+++ DATA TO EXAMINE
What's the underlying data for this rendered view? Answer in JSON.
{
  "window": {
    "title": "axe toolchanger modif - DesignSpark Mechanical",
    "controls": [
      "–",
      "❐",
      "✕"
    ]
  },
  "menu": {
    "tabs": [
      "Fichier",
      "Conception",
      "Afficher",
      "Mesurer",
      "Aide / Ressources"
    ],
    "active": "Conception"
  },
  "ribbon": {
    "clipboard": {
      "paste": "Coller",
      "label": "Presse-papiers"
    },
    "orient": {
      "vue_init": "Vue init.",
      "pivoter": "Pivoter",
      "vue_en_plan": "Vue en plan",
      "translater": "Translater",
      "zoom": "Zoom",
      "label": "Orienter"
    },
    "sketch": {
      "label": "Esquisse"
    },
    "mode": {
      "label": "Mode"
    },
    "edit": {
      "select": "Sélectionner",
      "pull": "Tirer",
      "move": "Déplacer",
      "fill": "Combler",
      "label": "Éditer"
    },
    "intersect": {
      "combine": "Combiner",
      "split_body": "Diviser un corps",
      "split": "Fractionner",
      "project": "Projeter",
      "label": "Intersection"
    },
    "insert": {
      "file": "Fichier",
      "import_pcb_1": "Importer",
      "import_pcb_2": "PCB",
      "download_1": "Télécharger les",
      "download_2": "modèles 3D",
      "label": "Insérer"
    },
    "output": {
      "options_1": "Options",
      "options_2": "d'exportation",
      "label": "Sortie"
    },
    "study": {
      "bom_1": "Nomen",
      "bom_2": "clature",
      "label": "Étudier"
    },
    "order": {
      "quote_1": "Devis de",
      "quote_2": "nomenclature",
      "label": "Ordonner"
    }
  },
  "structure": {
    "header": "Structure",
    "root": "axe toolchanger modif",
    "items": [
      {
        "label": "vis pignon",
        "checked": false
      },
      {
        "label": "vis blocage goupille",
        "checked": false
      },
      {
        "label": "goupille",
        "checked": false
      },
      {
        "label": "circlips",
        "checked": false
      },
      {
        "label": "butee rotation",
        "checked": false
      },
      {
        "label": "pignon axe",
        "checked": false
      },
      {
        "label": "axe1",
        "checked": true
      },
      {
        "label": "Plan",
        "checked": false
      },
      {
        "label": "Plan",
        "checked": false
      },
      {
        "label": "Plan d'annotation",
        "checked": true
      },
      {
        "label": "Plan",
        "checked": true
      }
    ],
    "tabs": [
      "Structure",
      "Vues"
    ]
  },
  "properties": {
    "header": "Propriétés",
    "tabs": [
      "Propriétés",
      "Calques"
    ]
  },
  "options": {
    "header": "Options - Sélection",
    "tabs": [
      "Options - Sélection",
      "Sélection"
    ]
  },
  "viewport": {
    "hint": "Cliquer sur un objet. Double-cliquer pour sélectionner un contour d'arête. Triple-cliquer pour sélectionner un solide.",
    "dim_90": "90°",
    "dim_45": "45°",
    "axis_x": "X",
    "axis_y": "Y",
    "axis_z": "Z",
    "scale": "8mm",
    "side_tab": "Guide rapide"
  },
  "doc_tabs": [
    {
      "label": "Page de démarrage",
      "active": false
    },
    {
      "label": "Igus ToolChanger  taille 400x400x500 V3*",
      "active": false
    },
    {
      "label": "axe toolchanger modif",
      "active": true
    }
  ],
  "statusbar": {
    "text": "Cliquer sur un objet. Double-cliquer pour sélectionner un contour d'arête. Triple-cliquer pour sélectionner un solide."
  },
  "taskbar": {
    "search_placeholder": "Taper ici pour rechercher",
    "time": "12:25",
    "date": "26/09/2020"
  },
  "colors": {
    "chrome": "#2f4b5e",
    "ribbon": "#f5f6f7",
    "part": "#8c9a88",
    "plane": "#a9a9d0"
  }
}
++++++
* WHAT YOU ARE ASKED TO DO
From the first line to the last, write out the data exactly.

* EXPECTED ANSWER
What's the underlying data for this rendered view? Answer in JSON.
{
  "window": {
    "title": "axe toolchanger modif - DesignSpark Mechanical",
    "controls": [
      "–",
      "❐",
      "✕"
    ]
  },
  "menu": {
    "tabs": [
      "Fichier",
      "Conception",
      "Afficher",
      "Mesurer",
      "Aide / Ressources"
    ],
    "active": "Conception"
  },
  "ribbon": {
    "clipboard": {
      "paste": "Coller",
      "label": "Presse-papiers"
    },
    "orient": {
      "vue_init": "Vue init.",
      "pivoter": "Pivoter",
      "vue_en_plan": "Vue en plan",
      "translater": "Translater",
      "zoom": "Zoom",
      "label": "Orienter"
    },
    "sketch": {
      "label": "Esquisse"
    },
    "mode": {
      "label": "Mode"
    },
    "edit": {
      "select": "Sélectionner",
      "pull": "Tirer",
      "move": "Déplacer",
      "fill": "Combler",
      "label": "Éditer"
    },
    "intersect": {
      "combine": "Combiner",
      "split_body": "Diviser un corps",
      "split": "Fractionner",
      "project": "Projeter",
      "label": "Intersection"
    },
    "insert": {
      "file": "Fichier",
      "import_pcb_1": "Importer",
      "import_pcb_2": "PCB",
      "download_1": "Télécharger les",
      "download_2": "modèles 3D",
      "label": "Insérer"
    },
    "output": {
      "options_1": "Options",
      "options_2": "d'exportation",
      "label": "Sortie"
    },
    "study": {
      "bom_1": "Nomen",
      "bom_2": "clature",
      "label": "Étudier"
    },
    "order": {
      "quote_1": "Devis de",
      "quote_2": "nomenclature",
      "label": "Ordonner"
    }
  },
  "structure": {
    "header": "Structure",
    "root": "axe toolchanger modif",
    "items": [
      {
        "label": "vis pignon",
        "checked": false
      },
      {
        "label": "vis blocage goupille",
        "checked": false
      },
      {
        "label": "goupille",
        "checked": false
      },
      {
        "label": "circlips",
        "checked": false
      },
      {
        "label": "butee rotation",
        "checked": false
      },
      {
        "label": "pignon axe",
        "checked": false
      },
      {
        "label": "axe1",
        "checked": true
      },
      {
        "label": "Plan",
        "checked": false
      },
      {
        "label": "Plan",
        "checked": false
      },
      {
        "label": "Plan d'annotation",
        "checked": true
      },
      {
        "label": "Plan",
        "checked": true
      }
    ],
    "tabs": [
      "Structure",
      "Vues"
    ]
  },
  "properties": {
    "header": "Propriétés",
    "tabs": [
      "Propriétés",
      "Calques"
    ]
  },
  "options": {
    "header": "Options - Sélection",
    "tabs": [
      "Options - Sélection",
      "Sélection"
    ]
  },
  "viewport": {
    "hint": "Cliquer sur un objet. Double-cliquer pour sélectionner un contour d'arête. Triple-cliquer pour sélectionner un solide.",
    "dim_90": "90°",
    "dim_45": "45°",
    "axis_x": "X",
    "axis_y": "Y",
    "axis_z": "Z",
    "scale": "8mm",
    "side_tab": "Guide rapide"
  },
  "doc_tabs": [
    {
      "label": "Page de démarrage",
      "active": false
    },
    {
      "label": "Igus ToolChanger  taille 400x400x500 V3*",
      "active": false
    },
    {
      "label": "axe toolchanger modif",
      "active": true
    }
  ],
  "statusbar": {
    "text": "Cliquer sur un objet. Double-cliquer pour sélectionner un contour d'arête. Triple-cliquer pour sélectionner un solide."
  },
  "taskbar": {
    "search_placeholder": "Taper ici pour rechercher",
    "time": "12:25",
    "date": "26/09/2020"
  },
  "colors": {
    "chrome": "#2f4b5e",
    "ribbon": "#f5f6f7",
    "part": "#8c9a88",
    "plane": "#a9a9d0"
  }
}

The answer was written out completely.